“It’s only by working together as Team Edinburgh and with partners beyond that we can achieve the green future we need.
“This strategy aims to create the right conditions to unlock the opportunities that climate action presents, creating jobs and a more sustainable economy while we preserve our amazing Capital City for future generations.”
Depute Leader of The City of Edinburgh Council, Cllr Cammy Day said: “Research shows that we could get over 60% of the way to net zero with actions that pay for themselves within seven to twelve years. And while we don’t have all the answers today, we will be relentless as a city in our pursuit of a better greener net zero future for this city and its people.
“It is great to see that organisations across the city have their own sustainability plans and programmes of activity that are reducing the city’s emissions and that Edinburgh’s communities and citizens, and especially our young people, have a strong track record of climate action.
“But we must all go further and faster – and we can only do that through a joined-up collective effort.
“I encourage everyone in the city to take part in the consultation and to have their say in the proposals.

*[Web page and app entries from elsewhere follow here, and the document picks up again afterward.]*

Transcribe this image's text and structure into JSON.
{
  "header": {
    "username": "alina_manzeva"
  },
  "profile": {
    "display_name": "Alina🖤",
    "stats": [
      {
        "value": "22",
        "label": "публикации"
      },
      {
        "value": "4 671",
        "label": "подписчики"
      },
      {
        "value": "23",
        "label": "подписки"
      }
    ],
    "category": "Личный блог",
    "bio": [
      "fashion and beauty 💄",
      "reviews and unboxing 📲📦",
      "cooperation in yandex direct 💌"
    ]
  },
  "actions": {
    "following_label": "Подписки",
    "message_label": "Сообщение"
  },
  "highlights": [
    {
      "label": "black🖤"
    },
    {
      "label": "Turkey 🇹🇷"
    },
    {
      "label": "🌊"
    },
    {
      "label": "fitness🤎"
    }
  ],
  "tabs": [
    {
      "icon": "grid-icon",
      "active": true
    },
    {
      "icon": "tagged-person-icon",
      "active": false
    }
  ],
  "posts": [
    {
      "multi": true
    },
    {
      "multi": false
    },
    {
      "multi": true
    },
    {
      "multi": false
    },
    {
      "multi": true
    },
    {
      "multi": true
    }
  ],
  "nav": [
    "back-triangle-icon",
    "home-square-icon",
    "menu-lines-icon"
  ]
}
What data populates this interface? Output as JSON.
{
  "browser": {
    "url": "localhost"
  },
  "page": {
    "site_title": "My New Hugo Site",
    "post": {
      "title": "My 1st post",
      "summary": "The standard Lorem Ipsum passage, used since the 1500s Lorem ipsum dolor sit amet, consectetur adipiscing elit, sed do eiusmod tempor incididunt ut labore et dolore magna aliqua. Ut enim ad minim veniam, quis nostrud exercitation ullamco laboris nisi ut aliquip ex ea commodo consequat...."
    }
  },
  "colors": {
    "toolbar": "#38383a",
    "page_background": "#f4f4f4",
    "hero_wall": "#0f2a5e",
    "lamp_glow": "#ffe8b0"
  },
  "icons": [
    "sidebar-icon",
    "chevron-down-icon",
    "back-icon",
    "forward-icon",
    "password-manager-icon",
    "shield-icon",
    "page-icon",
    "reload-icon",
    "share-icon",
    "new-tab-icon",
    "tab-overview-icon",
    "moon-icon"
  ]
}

Every positive action we take now will have a 10 times greater positive impact than if we waited to take these actions in 2030.”
Bridie Ashrowan, Chief Executive of Edinburgh Voluntary Organisations Council (EVOC) said: “At EVOC, Edinburgh Voluntary Organisations Council, we welcome the publication of City of Edinburgh Council’s Draft 2030 Climate Strategy, not only a key milestone in Edinburgh’s journey to net zero, by 2030, while also a commitment to supporting the development of thriving local communities across the city.
“The a recognition that every citizen, community, community or third sector organisation, and company, have a role to play in achieving Edinburgh’s ambitious climate goals is hugely important.
“We welcome the opportunity for the voluntary and community sector to collaborate in the development and delivery of the strategy as well as empowering the people and communities they support to get involved, and champion where its citizens are already taking positive action.
“We hope that the goals of the strategy will connect with other landmark initiatives, such as the actions and cultural change outlined in the Edinburgh Poverty Commission’s report, working to end poverty by 2030, while also enabling the developments in green skills and jobs, that are part of a recovery with wellbeing of people and nature at the heart of it.”
Following the twelve week consultation there will be a finalised strategy adopted later in the year to which a cost analysis will be attached.